The Verge describes Samsung’s latest device as “an Android tablet running Windows 10” and, overall, the publication is thrilled about the tablet, particularly its display.
“But the star of the show is unsurprisingly Samsung’s Super AMOLED display, which measures 12 inches diagonally and has a 2160 x 1440 pixel resolution. Its bright, colorful, and has great viewing angles, which will come as no surprise anyone that’s used a recent Samsung smartphone.”
The review goes on to note that Samsung claims its power-efficient display helps the device last 10.5 hours on a single charge, a feature that hasn’t been tested yet. In addition, Samsung has made software that allows TabPro S owners to link their Galaxy phones to the tablet and use them for fingerprint authentication.
Samsung’s Surface Pro-like device has incited a lot of excitement on Twitter.
Next up is Lenovo’s ThinkPad X1, which copies the Surface Pro 4 concept and builds on it. PCWorld is impressed with Lenovo’s effort.
“The ThinkPad X1 starts as an 8.4 mm thin, 1.75-pound tablet that fattens to 13 mm and 2.4 pounds total when you attach the included keyboard. This is basically a Surface clone, but arguably with a much better standard keyboard.”

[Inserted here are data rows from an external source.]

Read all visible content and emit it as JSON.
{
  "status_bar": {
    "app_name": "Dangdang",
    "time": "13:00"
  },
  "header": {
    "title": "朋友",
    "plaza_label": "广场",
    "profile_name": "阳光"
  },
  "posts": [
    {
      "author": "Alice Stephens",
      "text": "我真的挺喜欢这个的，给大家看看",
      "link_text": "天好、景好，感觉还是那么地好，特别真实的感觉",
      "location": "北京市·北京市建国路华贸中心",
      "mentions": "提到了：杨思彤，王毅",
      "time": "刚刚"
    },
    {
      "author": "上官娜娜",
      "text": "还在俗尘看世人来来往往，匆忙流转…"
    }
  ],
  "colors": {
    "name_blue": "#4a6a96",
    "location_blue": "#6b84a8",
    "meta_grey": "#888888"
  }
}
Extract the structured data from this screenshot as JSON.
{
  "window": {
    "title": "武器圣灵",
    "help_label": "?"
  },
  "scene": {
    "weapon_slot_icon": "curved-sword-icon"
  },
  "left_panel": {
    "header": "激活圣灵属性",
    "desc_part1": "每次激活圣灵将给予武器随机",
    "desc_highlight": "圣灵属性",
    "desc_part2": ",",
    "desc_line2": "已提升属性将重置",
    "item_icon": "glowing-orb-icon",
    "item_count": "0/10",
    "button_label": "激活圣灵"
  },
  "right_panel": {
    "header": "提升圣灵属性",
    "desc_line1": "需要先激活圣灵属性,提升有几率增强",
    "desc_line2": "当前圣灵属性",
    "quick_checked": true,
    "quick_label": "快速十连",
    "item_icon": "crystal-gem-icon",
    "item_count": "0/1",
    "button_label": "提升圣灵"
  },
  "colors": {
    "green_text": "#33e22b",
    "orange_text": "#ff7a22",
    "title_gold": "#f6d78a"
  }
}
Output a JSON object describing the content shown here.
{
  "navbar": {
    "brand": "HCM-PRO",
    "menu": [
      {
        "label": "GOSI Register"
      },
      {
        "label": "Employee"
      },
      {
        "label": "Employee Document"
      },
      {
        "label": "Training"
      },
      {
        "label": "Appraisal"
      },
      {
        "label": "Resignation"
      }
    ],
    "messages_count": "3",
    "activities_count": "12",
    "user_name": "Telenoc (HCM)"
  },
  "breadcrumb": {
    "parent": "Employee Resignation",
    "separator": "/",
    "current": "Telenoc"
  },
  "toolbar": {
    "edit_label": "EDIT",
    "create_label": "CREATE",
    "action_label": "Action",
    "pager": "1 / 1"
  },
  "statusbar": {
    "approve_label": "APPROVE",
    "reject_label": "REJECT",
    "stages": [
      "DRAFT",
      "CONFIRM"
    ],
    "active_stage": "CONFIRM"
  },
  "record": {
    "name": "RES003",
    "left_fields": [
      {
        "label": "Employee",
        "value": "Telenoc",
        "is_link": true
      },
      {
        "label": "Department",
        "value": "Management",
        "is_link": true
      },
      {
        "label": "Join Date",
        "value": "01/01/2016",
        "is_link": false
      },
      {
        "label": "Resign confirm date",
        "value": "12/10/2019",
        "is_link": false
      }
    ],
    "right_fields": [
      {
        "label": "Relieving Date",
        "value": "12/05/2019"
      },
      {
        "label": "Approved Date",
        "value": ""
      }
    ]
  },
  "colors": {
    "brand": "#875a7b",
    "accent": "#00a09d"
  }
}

The article adds that the Surface Pro-like tablet also includes up to a sixth-generation Intel Core M7 CPU, a 1TB SSD, 16GB of RAM, and an Intel Skylake Core M7 processor. The cheapest configuration starts at $899 and should be available during the first quarter of 2015.

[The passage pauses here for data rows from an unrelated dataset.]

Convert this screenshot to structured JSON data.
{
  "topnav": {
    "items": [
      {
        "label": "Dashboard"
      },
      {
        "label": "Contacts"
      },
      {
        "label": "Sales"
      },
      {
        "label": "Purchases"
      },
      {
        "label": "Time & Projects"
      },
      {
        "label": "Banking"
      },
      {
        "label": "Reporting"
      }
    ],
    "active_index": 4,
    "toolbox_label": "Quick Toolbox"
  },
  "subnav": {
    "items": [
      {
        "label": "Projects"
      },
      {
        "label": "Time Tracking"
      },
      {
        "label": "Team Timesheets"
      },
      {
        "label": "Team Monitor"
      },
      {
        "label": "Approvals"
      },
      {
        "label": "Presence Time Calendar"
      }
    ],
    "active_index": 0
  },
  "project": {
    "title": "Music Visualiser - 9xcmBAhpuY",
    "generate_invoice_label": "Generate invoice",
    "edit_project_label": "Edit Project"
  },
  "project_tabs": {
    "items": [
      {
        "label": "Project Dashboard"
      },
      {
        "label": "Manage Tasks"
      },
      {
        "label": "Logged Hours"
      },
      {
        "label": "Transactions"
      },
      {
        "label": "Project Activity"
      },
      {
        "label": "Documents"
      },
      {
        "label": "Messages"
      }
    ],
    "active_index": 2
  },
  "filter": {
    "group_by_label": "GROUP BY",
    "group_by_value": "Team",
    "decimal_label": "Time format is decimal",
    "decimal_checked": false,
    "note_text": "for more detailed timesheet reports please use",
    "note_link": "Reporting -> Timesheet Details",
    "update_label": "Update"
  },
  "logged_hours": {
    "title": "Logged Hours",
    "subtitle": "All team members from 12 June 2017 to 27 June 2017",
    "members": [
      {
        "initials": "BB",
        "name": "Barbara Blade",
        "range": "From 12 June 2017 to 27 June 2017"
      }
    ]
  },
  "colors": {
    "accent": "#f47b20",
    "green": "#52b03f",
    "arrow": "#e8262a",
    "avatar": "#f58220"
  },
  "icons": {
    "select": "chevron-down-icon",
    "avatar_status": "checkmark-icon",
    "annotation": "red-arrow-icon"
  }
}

Toshiba is next in line in the Surface Pro 4 clone wars with the dynaPad, a 12-inch Windows 10 tablet device that promises to give consumers an almost true pen-on-paper experience with its TruePen stylus, Wacom support and 2,048 levels of pressure sensitivity. CNET was pretty impressed with the device.

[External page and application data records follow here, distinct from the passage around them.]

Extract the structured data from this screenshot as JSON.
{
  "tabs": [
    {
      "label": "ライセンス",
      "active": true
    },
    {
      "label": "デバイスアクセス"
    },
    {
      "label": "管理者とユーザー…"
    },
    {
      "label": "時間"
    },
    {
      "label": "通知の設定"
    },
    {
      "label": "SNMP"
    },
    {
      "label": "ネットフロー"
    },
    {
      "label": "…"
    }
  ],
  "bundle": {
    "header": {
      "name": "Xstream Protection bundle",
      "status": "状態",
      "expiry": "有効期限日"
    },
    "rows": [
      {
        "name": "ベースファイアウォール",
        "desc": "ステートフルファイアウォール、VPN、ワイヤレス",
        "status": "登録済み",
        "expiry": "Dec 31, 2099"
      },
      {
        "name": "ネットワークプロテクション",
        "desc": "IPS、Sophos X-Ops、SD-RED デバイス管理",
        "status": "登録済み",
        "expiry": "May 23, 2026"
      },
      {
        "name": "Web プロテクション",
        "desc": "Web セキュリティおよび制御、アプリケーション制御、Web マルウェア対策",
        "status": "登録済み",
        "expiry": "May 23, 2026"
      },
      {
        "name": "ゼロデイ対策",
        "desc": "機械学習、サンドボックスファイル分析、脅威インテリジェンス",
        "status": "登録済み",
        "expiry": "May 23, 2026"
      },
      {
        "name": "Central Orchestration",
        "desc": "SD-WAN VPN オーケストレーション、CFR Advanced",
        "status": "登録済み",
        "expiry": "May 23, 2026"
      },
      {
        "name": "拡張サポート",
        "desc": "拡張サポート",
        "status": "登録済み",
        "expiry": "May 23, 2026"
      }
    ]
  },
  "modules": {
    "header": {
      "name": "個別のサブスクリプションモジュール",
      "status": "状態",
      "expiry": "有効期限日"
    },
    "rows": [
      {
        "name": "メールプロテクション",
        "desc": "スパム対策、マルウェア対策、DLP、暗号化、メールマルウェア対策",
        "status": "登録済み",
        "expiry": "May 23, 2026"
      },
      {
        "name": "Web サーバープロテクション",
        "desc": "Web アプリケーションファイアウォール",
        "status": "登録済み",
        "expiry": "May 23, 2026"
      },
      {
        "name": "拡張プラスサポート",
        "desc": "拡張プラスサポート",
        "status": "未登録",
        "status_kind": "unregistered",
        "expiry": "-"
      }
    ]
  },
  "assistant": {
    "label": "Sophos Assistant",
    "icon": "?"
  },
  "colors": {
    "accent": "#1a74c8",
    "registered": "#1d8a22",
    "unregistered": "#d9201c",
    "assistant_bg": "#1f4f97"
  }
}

“At 6.9mm thick and just 1.28 pounds (580 grams), it’s among the most travel-friendly of Windows tablets…Inside is an Intel Atom CPU, along with up to 4GB of RAM. But for drawing and sketching, you may not need much more, especially as the active pen promises Wacom support and 2,048 levels of pressure sensitivity.”
Even though the dynaPad isn’t as powerful as the Surface Pro 4, it will only cost $569 and should be available by the end of January. Toshiba hasn’t had significant success with any of their tablets and the company certainly hopes that the dynaPad will be a game changer for them.
The main problem with most of these Surface Pro 4 clones is that they run on a mobile processor (Intel Core M) rather than powerful desktop processors, such as the Intel i5 or Intel i7. The mobile processors save battery life, which may be good for those who need nothing more than an office-on-the-go mobile tablet/laptop hybrid. It remains to be seen if any of these clones will be be as successful as Microsoft’s Surface Pro 4.
[Photo by John Locher/AP Images]